Quickly getting rich and with Lauren pregnant, he realizes it’s the bump he needed to get his life back. One night Gil introduces Bradley to Eleasar (Dion Muciacito) a crystal meth runner that will provide a large payoff to pick up his shipment. Gil asks Bradley to go along and make sure the pickup goes as planned. When the job goes bad, Bradley gets arrested and finds himself behind bars.
At the prison for months, things get even worse when Bradley gets a visit from Placid Man (Udo Kier). He tells Bradley that he must do a killing behind bars or his wife will have her unborn child deformed in her womb. Director and writer S. Craig Zahler moves his film along at a snail’s pace attempting to get every nuance of every scene as dark and brooding as possible. In between he unleashes a massive amount of beatings, thrashing and other cruel punishments. It’s a tough prison and he shows it up close and deadly.

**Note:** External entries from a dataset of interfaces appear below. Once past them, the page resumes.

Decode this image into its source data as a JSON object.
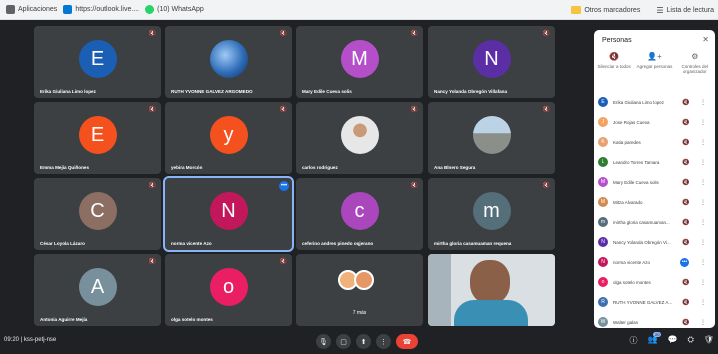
{
  "bookmarks": {
    "items": [
      {
        "label": "Aplicaciones",
        "icon": "apps-icon",
        "color": "#5f6368"
      },
      {
        "label": "https://outlook.live....",
        "icon": "outlook-icon",
        "color": "#0078d4"
      },
      {
        "label": "(10) WhatsApp",
        "icon": "whatsapp-icon",
        "color": "#25d366"
      }
    ],
    "others_label": "Otros marcadores",
    "reading_list_label": "Lista de lectura"
  },
  "tiles": [
    {
      "name": "Erika Giuliana Limo lopez",
      "initial": "E",
      "color": "#1a5fb4",
      "type": "initial"
    },
    {
      "name": "RUTH YVONNE GALVEZ ARGOMEDO",
      "initial": "",
      "color": "#3d6fb0",
      "type": "earth"
    },
    {
      "name": "Mary Edile Cueva solis",
      "initial": "M",
      "color": "#b44fc9",
      "type": "initial"
    },
    {
      "name": "Nancy Yolanda Obregón Villafana",
      "initial": "N",
      "color": "#5b2ea6",
      "type": "initial"
    },
    {
      "name": "Emma Mejía Quiñones",
      "initial": "E",
      "color": "#f4511e",
      "type": "initial"
    },
    {
      "name": "yebira Morcón",
      "initial": "y",
      "color": "#f4511e",
      "type": "initial"
    },
    {
      "name": "carlos rodriguez",
      "initial": "",
      "color": "#6d4c41",
      "type": "man"
    },
    {
      "name": "Ana Blnero Segura",
      "initial": "",
      "color": "#7a8a99",
      "type": "landscape"
    },
    {
      "name": "César Loyola Lázaro",
      "initial": "C",
      "color": "#8d6e63",
      "type": "initial"
    },
    {
      "name": "norma vicente Azo",
      "initial": "N",
      "color": "#c2185b",
      "type": "initial"
    },
    {
      "name": "ceferino andres pinedo oqjerano",
      "initial": "c",
      "color": "#ab47bc",
      "type": "initial"
    },
    {
      "name": "mirtha gloria casamuaman requena",
      "initial": "m",
      "color": "#546e7a",
      "type": "initial"
    },
    {
      "name": "Antonia Aguirre Mejía",
      "initial": "A",
      "color": "#78909c",
      "type": "initial"
    },
    {
      "name": "olga sotelo montes",
      "initial": "o",
      "color": "#e91e63",
      "type": "initial"
    },
    {
      "name": "",
      "initial": "",
      "color": "#3c4043",
      "type": "more"
    },
    {
      "name": "",
      "initial": "",
      "color": "#c7cfd4",
      "type": "video"
    }
  ],
  "more_tile": {
    "count_label": "7 más"
  },
  "panel": {
    "title": "Personas",
    "actions": [
      {
        "label": "Silenciar a todos",
        "icon": "mute-all-icon"
      },
      {
        "label": "Agregar personas",
        "icon": "add-person-icon"
      },
      {
        "label": "Controles del organizador",
        "icon": "host-controls-icon"
      }
    ],
    "participants": [
      {
        "name": "Erika Giuliana Limo lopez",
        "initial": "E",
        "color": "#1a5fb4"
      },
      {
        "name": "Jose Rojas Cueva",
        "initial": "J",
        "color": "#f4a261"
      },
      {
        "name": "Katia paredes",
        "initial": "K",
        "color": "#e9a06f"
      },
      {
        "name": "Leandro Torres Tamara",
        "initial": "L",
        "color": "#2e7d32"
      },
      {
        "name": "Mary Edile Cueva solis",
        "initial": "M",
        "color": "#b44fc9"
      },
      {
        "name": "Mitza Alvarado",
        "initial": "M",
        "color": "#d08a4e"
      },
      {
        "name": "mirtha gloria casamuaman...",
        "initial": "m",
        "color": "#546e7a"
      },
      {
        "name": "Nancy Yolanda Obregón Vi...",
        "initial": "N",
        "color": "#5b2ea6"
      },
      {
        "name": "norma vicente Azo",
        "initial": "N",
        "color": "#c2185b"
      },
      {
        "name": "olga sotelo montes",
        "initial": "o",
        "color": "#e91e63"
      },
      {
        "name": "RUTH YVONNE GALVEZ A...",
        "initial": "R",
        "color": "#3d6fb0"
      },
      {
        "name": "Walter galan",
        "initial": "W",
        "color": "#78909c"
      }
    ]
  },
  "bottom": {
    "meeting_time_and_code": "09:20 | kss-petj-nse",
    "participant_count": "20"
  }
}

It’s a different kind of role for Vince Vaughn the funny man of film. In this unusual side of Vaughn we see a very menacing, brooding and psychotic performance characterizing Bradley to the point of scary. This role is 180 degrees from his norm in movies where he has played persons like Jeremy Grey in the Wedding Crashers or Wes Mantooth in Anchorman. For me he captured essence Bradley and makes the film work.
The film drags a lot and there are times when you start to wonder why the production company seems to be stretching the film. The camera lingers on close-up shots and insignificant scenes that tend to make the film unjustifiably stung out. Although I found this to be a downside, the film is still worth watching the performances of Vince Vaughn and Jennifer Carpenter.
The disc has two bonus features interesting for both budding filmmakers and if you’re just curious on how the film was made.
“Journey to the Brawl” a making of Brawl in Cell Block 99
“Beyond Fest Q & A” a panel of actors and crew field questions about the film at Beyond Fest in Los Angeles.
Brawl in Cell Block 99 has not been rated by the MPAA, but contains extreme violence, language and drug use. The brutal beatings, some with mutilation, are very ugly and can be upsetting to the immature.
FINAL ANALYSIS: A film that accentuates the brutality of prison life. (3 out of 5 stars)
Specifications and additional video information:
Cast: Vince Vaughn, Jennifer Carpenter, Don Johnson, Marc Blucas, Tom Guiry, Udo Kier, Rob Morgan, Geno Segers, Fred Melamed, Dam Amboyer, Pooja Kumar, Clark Johnson, Philip Ettinger
Director and writer: S. Craig Zahler
MPAA Rating: Not Rated, contains extreme violence, language, drug use
Genre: Crime, Drama
Running Time: 2 hrs. 12 min.
Video Release Date: December 16, 2017
Original Theatrical Release Date: October 6, 2017
Reviewed Format: DVD
Audio: Dolby Digital 5.1
Video: Wide Screen Aspect Ratio1.85:1
Subtitles: English SDH, Spanish, French
Number of Discs: 1 Disk
Distributed by: RJLE
Released in: DVD, Blu-ray, 4K